Start of Block
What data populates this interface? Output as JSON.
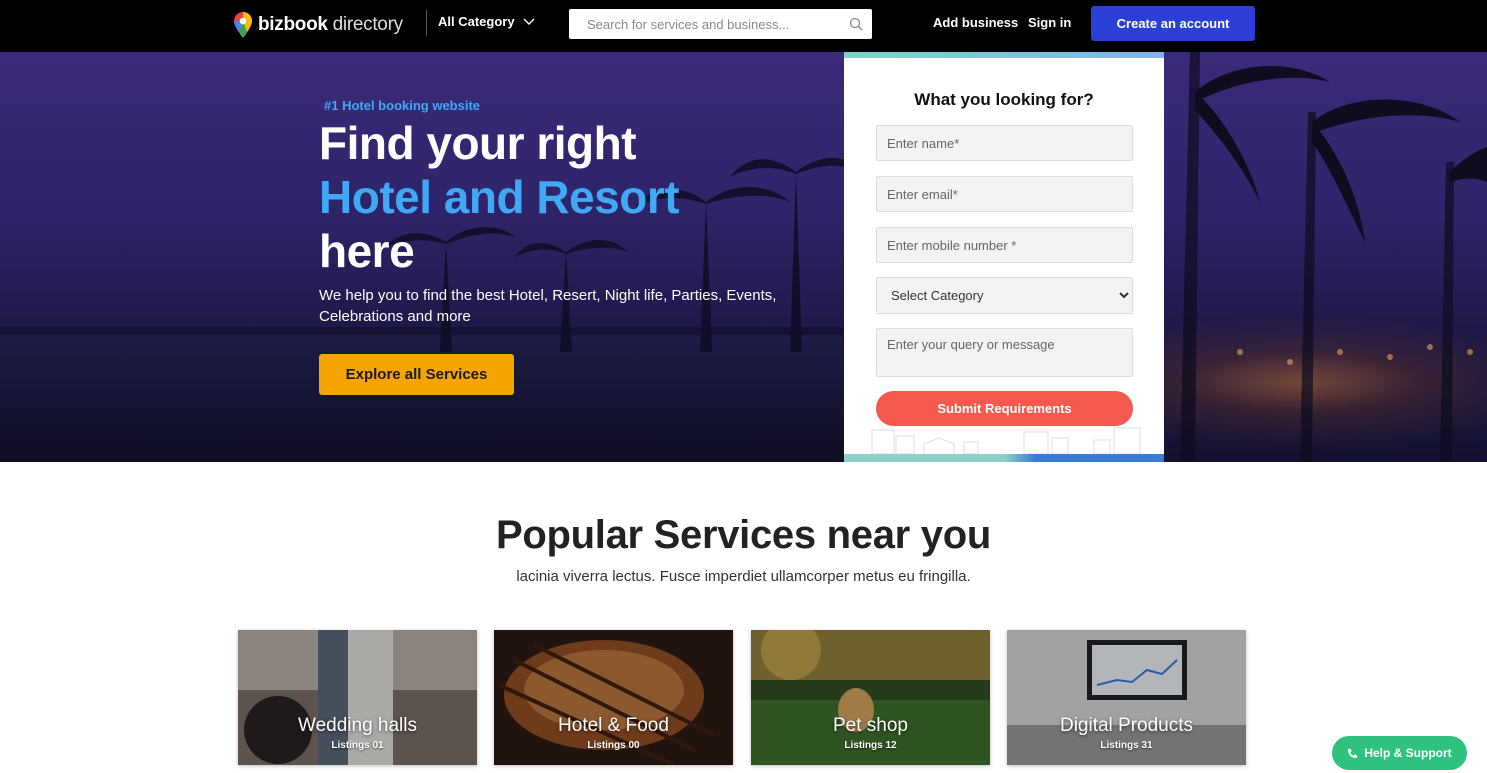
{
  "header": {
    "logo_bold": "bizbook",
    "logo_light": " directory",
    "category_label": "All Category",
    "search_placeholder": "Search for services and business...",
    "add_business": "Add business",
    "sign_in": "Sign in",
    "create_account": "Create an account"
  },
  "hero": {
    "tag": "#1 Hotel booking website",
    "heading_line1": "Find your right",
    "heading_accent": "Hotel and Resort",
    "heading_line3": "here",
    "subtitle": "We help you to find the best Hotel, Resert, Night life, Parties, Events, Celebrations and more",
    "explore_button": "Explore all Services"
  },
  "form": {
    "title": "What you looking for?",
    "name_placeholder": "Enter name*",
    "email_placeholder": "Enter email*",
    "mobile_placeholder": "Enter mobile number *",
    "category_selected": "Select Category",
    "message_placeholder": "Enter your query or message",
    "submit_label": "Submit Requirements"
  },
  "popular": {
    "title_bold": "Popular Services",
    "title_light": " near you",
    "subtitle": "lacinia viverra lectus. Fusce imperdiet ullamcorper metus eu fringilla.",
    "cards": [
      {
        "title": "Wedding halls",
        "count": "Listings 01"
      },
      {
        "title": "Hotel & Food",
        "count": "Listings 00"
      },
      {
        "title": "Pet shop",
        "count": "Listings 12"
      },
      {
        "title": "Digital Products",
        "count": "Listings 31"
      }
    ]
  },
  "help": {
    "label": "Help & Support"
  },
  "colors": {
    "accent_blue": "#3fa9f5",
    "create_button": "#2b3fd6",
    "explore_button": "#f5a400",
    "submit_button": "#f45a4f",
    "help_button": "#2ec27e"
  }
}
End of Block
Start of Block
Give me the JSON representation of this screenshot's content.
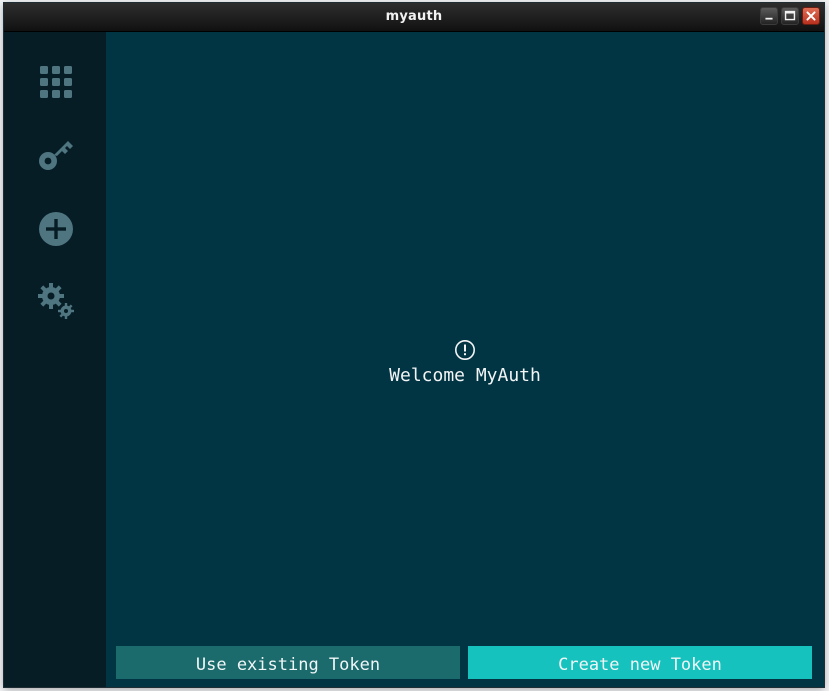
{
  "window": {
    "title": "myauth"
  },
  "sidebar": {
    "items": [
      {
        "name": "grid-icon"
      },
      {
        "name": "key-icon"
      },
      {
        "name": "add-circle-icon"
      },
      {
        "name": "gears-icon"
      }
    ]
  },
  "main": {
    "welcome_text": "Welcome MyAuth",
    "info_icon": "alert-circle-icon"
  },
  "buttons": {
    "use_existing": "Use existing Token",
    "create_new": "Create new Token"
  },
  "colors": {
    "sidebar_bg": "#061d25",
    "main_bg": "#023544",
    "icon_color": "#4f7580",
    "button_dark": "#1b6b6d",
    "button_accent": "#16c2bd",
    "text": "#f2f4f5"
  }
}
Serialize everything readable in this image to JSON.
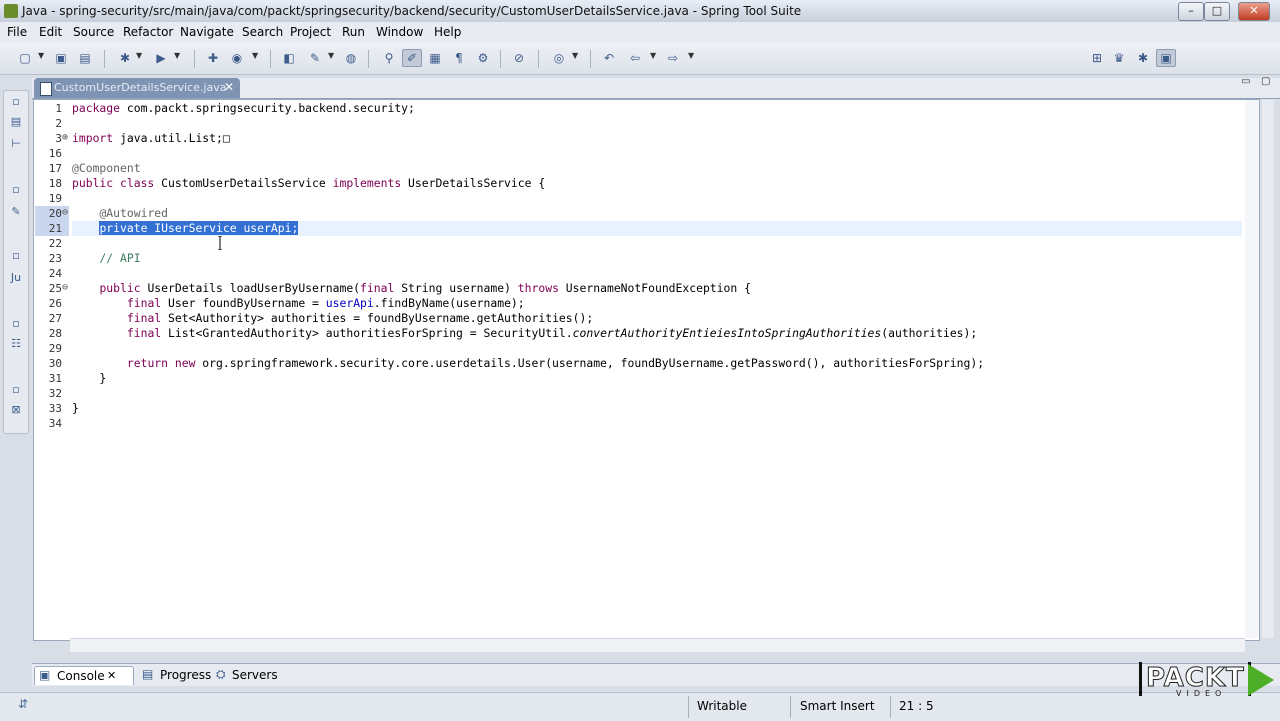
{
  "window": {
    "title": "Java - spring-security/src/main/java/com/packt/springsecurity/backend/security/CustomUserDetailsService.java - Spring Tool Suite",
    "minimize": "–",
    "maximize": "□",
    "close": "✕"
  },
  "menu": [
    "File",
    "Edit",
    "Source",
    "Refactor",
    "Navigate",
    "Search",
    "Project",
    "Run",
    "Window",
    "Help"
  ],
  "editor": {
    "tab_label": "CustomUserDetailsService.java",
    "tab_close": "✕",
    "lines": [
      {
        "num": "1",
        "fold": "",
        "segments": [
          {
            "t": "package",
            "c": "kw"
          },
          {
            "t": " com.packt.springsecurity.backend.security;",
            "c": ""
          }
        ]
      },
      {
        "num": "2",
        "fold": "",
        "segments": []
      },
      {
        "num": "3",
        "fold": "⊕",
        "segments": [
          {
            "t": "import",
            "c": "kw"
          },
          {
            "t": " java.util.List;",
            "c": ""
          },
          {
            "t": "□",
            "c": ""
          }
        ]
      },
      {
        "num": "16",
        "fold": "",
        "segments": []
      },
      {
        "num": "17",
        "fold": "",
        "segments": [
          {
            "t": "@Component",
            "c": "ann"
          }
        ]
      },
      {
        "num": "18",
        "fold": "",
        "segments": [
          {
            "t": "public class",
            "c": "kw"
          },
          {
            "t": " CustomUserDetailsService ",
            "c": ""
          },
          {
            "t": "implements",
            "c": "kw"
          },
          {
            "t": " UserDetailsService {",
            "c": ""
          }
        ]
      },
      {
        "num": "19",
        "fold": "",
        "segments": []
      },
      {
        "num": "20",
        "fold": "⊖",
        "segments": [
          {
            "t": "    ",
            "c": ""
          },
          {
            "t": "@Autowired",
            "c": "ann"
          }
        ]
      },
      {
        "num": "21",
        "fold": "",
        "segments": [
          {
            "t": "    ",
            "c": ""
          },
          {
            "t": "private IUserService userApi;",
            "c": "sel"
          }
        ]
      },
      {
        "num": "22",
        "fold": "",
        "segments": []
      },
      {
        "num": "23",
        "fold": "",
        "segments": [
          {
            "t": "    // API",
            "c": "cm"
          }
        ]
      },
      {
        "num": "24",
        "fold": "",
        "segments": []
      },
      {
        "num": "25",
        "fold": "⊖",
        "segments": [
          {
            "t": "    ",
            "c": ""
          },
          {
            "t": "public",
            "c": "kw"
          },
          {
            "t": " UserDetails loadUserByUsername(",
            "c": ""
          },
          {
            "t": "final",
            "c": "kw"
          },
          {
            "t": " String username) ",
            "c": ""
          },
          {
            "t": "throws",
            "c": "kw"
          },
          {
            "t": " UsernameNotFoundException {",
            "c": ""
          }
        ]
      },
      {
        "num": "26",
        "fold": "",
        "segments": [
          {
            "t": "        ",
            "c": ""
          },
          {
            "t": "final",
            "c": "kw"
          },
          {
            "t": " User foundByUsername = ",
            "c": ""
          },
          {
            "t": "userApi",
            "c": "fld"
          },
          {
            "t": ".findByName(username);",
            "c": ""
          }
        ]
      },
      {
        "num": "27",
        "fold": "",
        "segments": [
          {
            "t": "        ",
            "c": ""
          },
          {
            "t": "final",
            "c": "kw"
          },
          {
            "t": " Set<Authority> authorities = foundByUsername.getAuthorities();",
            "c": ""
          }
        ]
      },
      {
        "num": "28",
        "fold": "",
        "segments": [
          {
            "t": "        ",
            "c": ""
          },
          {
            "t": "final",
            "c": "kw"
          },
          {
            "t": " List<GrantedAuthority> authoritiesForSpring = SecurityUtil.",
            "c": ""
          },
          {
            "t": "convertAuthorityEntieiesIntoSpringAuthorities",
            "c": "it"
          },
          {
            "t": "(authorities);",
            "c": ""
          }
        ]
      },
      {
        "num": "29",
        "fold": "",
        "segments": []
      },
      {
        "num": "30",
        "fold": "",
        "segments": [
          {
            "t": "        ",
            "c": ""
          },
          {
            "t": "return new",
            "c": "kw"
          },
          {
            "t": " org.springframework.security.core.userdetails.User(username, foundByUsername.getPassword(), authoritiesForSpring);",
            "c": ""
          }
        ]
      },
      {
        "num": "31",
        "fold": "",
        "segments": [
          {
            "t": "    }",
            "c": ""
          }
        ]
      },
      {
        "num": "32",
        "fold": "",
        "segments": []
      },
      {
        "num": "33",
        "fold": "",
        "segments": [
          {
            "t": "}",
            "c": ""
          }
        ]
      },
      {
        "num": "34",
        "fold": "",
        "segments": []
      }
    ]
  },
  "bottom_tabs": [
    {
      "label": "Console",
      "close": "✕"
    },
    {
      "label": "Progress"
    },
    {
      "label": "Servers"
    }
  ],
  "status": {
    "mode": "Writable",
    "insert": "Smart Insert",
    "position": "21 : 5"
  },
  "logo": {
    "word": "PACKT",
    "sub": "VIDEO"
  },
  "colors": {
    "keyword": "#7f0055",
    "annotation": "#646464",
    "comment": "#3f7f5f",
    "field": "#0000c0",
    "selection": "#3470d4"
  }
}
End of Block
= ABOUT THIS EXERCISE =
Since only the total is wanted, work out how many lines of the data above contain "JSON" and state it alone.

= EXERCISE RESULT =
3